Iowa Alumni Magazine | February 2009 | Features

High Porch Picnic

By Shelbi Thomas
Do you think you know pink? Hawkeye fans get an insider's look at the Fry era.

Iowa's pink locker room for visiting teams One of the biggest myths in Hawkeye football history has been busted.

Legend has it that former coach Hayden Fry ordered the visitors' locker room at Kinnick Stadium painted pink to pacify the opposing team. At a UIAA Lifelong Learning event this past fall, former Iowa sports information director George Wine revealed otherwise.

Fry's close friend told audiences at "Black and Gold Memories: An Evening with George Wine" that the color was actually a fluke: the locker room urgently needed painting, and pink was the only color that facilities management had available at the time. "Hayden Fry had a lot of fun with [the myth] over the years," says Wine. "The more visiting coaches worried about the color, the more it played into his hands psychologically."

The tale of the pink locker room was one of many behind-the-scenes stories that Wine, 56BA, shared about the Fry era with more than 60 people packed into the Presidential Suite in Kinnick Stadium. Wine says that while Hawkeye fans typically remember Fry for turning Iowa football into a national powerhouse, his most impressive legacy is the number of college football head coaches whose careers he helped launch, including Iowa's Kirk Ferentz and Oklahoma's Bobby Stoops, 83BBA.

photo of the book High Porch Picnic

Wine took questions from the crowd at the event and spoke candidly about the four football coaches he worked with in his 28 years at Iowa. At the end of his presentation, Wine signed and sold out of copies of his books, Black & Gold Memories: The Hawkeyes of the 20th Century and Hayden Fry: High Porch Picnic.

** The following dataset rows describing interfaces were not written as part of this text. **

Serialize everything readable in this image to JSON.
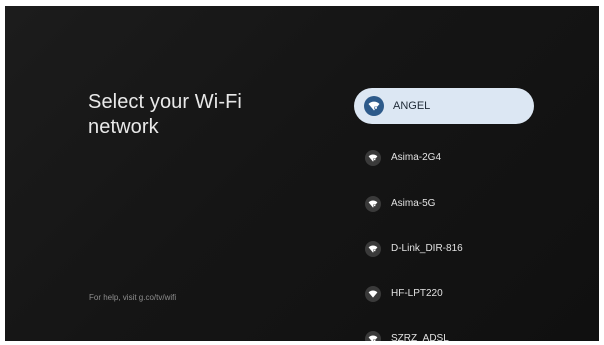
{
  "screen": {
    "title": "Select your Wi-Fi network",
    "help": "For help, visit g.co/tv/wifi"
  },
  "networks": [
    {
      "name": "ANGEL",
      "selected": true,
      "icon": "wifi-lock-icon"
    },
    {
      "name": "Asima-2G4",
      "selected": false,
      "icon": "wifi-lock-icon"
    },
    {
      "name": "Asima-5G",
      "selected": false,
      "icon": "wifi-lock-icon"
    },
    {
      "name": "D-Link_DIR-816",
      "selected": false,
      "icon": "wifi-lock-icon"
    },
    {
      "name": "HF-LPT220",
      "selected": false,
      "icon": "wifi-icon"
    },
    {
      "name": "SZRZ_ADSL",
      "selected": false,
      "icon": "wifi-lock-icon"
    }
  ],
  "colors": {
    "background": "#151515",
    "selected_bg": "#dce7f3",
    "selected_icon_bg": "#2d5a8a",
    "text": "#e2e2e2"
  }
}
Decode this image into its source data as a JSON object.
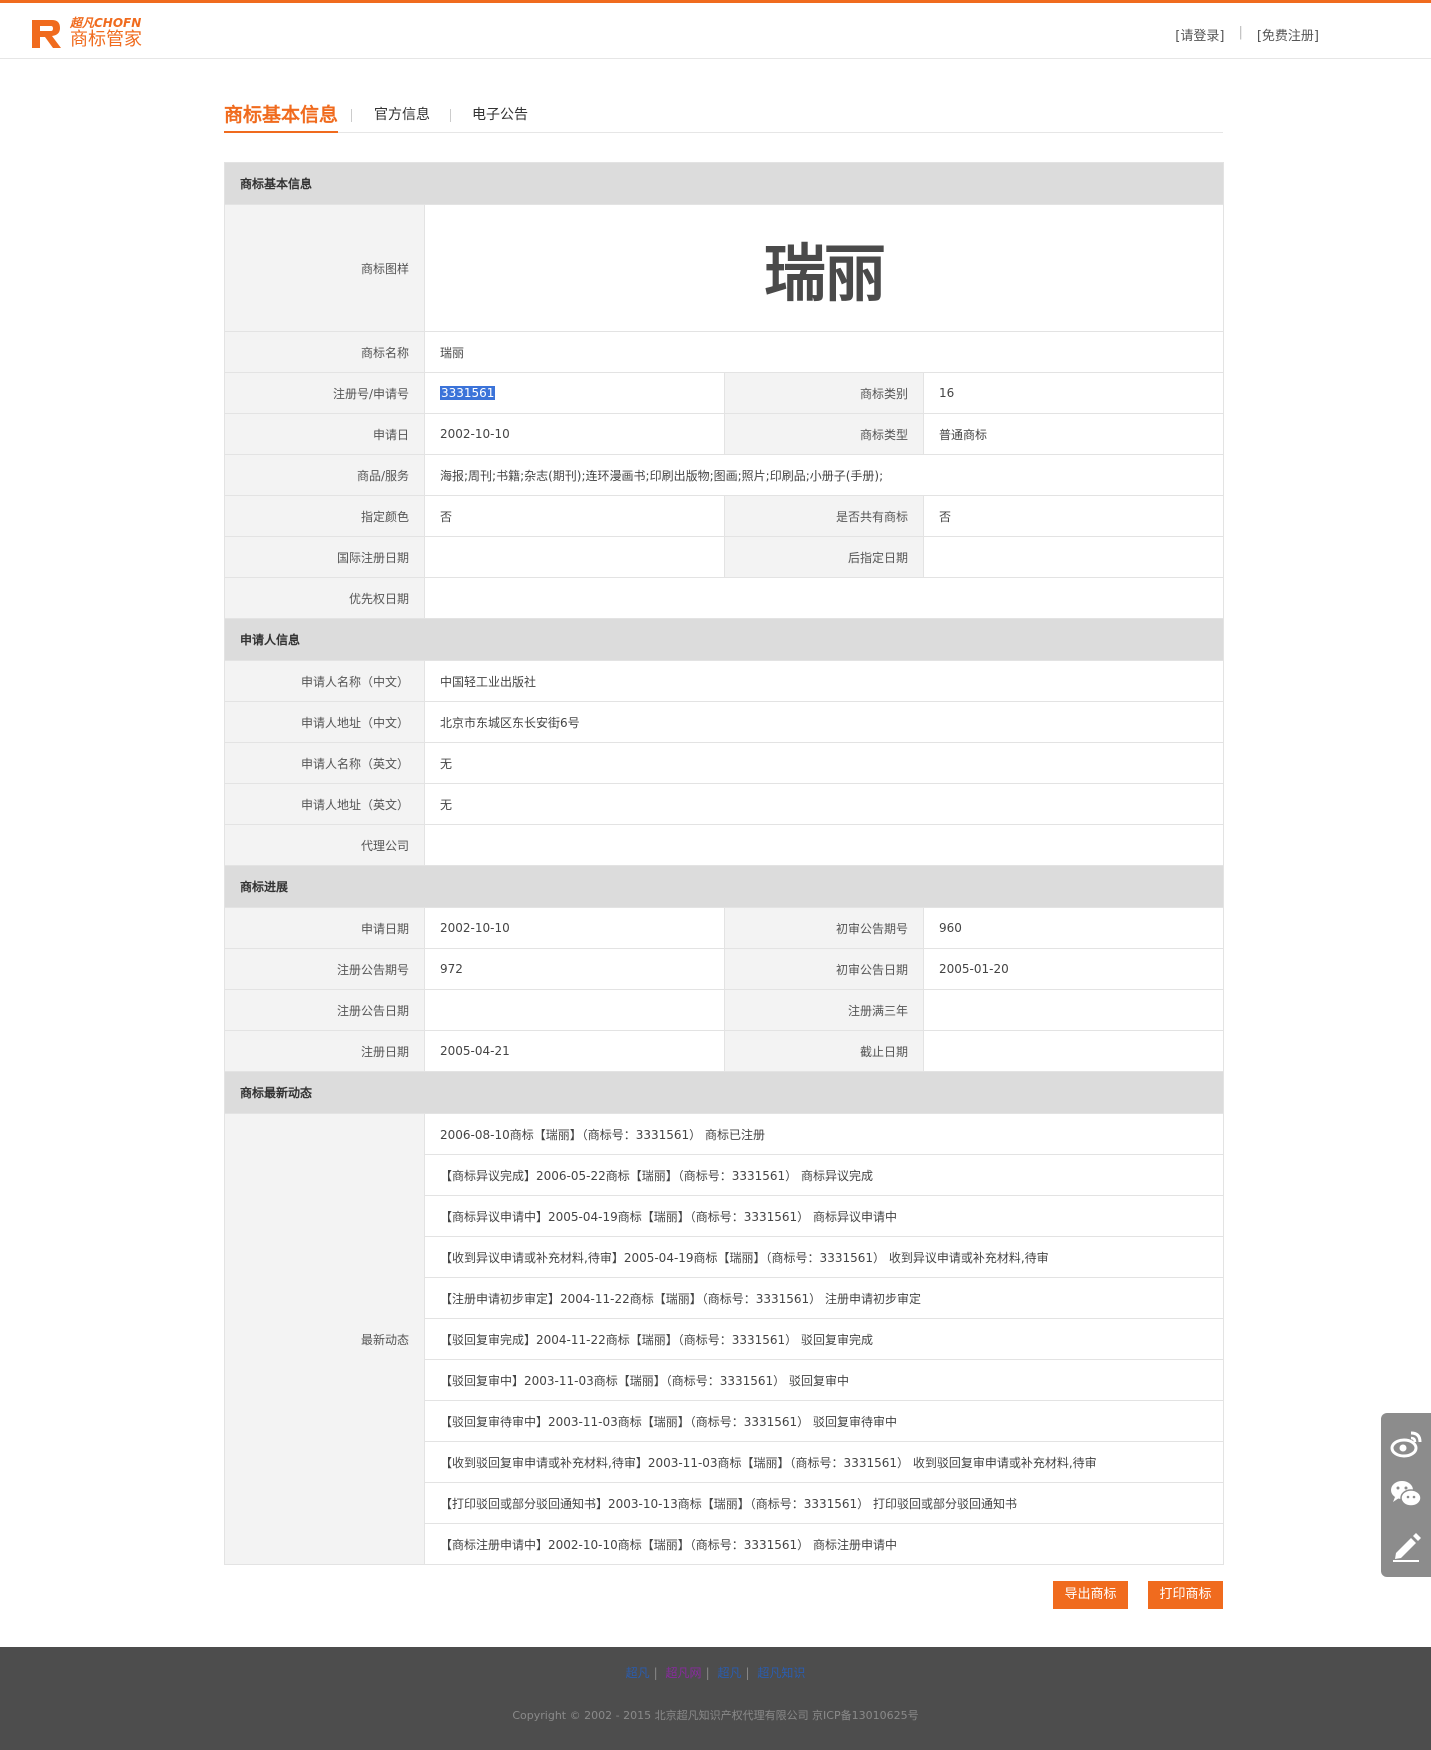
{
  "header": {
    "logo_small": "超凡CHOFN",
    "logo_main": "商标管家",
    "login": "[请登录]",
    "register": "[免费注册]",
    "brand_color": "#f06b1e"
  },
  "tabs": [
    "商标基本信息",
    "官方信息",
    "电子公告"
  ],
  "basic": {
    "section": "商标基本信息",
    "image_label": "商标图样",
    "mark_text": "瑞丽",
    "name_label": "商标名称",
    "name": "瑞丽",
    "regno_label": "注册号/申请号",
    "regno": "3331561",
    "class_label": "商标类别",
    "class": "16",
    "appdate_label": "申请日",
    "appdate": "2002-10-10",
    "type_label": "商标类型",
    "type": "普通商标",
    "goods_label": "商品/服务",
    "goods": "海报;周刊;书籍;杂志(期刊);连环漫画书;印刷出版物;图画;照片;印刷品;小册子(手册);",
    "color_label": "指定颜色",
    "color": "否",
    "shared_label": "是否共有商标",
    "shared": "否",
    "intl_label": "国际注册日期",
    "intl": "",
    "later_label": "后指定日期",
    "later": "",
    "priority_label": "优先权日期",
    "priority": ""
  },
  "applicant": {
    "section": "申请人信息",
    "name_cn_label": "申请人名称（中文）",
    "name_cn": "中国轻工业出版社",
    "addr_cn_label": "申请人地址（中文）",
    "addr_cn": "北京市东城区东长安街6号",
    "name_en_label": "申请人名称（英文）",
    "name_en": "无",
    "addr_en_label": "申请人地址（英文）",
    "addr_en": "无",
    "agent_label": "代理公司",
    "agent": ""
  },
  "progress": {
    "section": "商标进展",
    "appdate_label": "申请日期",
    "appdate": "2002-10-10",
    "prelim_no_label": "初审公告期号",
    "prelim_no": "960",
    "reg_no_label": "注册公告期号",
    "reg_no": "972",
    "prelim_date_label": "初审公告日期",
    "prelim_date": "2005-01-20",
    "reg_pub_label": "注册公告日期",
    "reg_pub": "",
    "three_label": "注册满三年",
    "three": "",
    "reg_date_label": "注册日期",
    "reg_date": "2005-04-21",
    "end_label": "截止日期",
    "end": ""
  },
  "news": {
    "section": "商标最新动态",
    "label": "最新动态",
    "items": [
      "2006-08-10商标【瑞丽】（商标号：3331561） 商标已注册",
      "【商标异议完成】2006-05-22商标【瑞丽】（商标号：3331561） 商标异议完成",
      "【商标异议申请中】2005-04-19商标【瑞丽】（商标号：3331561） 商标异议申请中",
      "【收到异议申请或补充材料,待审】2005-04-19商标【瑞丽】（商标号：3331561） 收到异议申请或补充材料,待审",
      "【注册申请初步审定】2004-11-22商标【瑞丽】（商标号：3331561） 注册申请初步审定",
      "【驳回复审完成】2004-11-22商标【瑞丽】（商标号：3331561） 驳回复审完成",
      "【驳回复审中】2003-11-03商标【瑞丽】（商标号：3331561） 驳回复审中",
      "【驳回复审待审中】2003-11-03商标【瑞丽】（商标号：3331561） 驳回复审待审中",
      "【收到驳回复审申请或补充材料,待审】2003-11-03商标【瑞丽】（商标号：3331561） 收到驳回复审申请或补充材料,待审",
      "【打印驳回或部分驳回通知书】2003-10-13商标【瑞丽】（商标号：3331561） 打印驳回或部分驳回通知书",
      "【商标注册申请中】2002-10-10商标【瑞丽】（商标号：3331561） 商标注册申请中"
    ]
  },
  "actions": {
    "export": "导出商标",
    "print": "打印商标"
  },
  "footer": {
    "links": [
      {
        "text": "超凡",
        "color": "#2a5db0"
      },
      {
        "text": "超凡网",
        "color": "#8a2aa0"
      },
      {
        "text": "超凡",
        "color": "#2a5db0"
      },
      {
        "text": "超凡知识",
        "color": "#2a5db0"
      }
    ],
    "copyright": "Copyright © 2002 - 2015 北京超凡知识产权代理有限公司 京ICP备13010625号"
  },
  "side_icons": [
    "weibo-icon",
    "wechat-icon",
    "edit-icon"
  ]
}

More Lifelong Learning events—free to UIAA members—are already planned for 2009. These programs include visiting assistant sociology professor Christine Whelan's "A Modern Couple's Guide to Making It Work" in Iowa City in February; a career development workshop in April in Kansas City with Steve Langerud, assistant dean for career serves in the UI College of Law; and a lecture at Lake Okoboji in July in conjunction with sculptor David Roger;'s "Big Bugs" exhibit.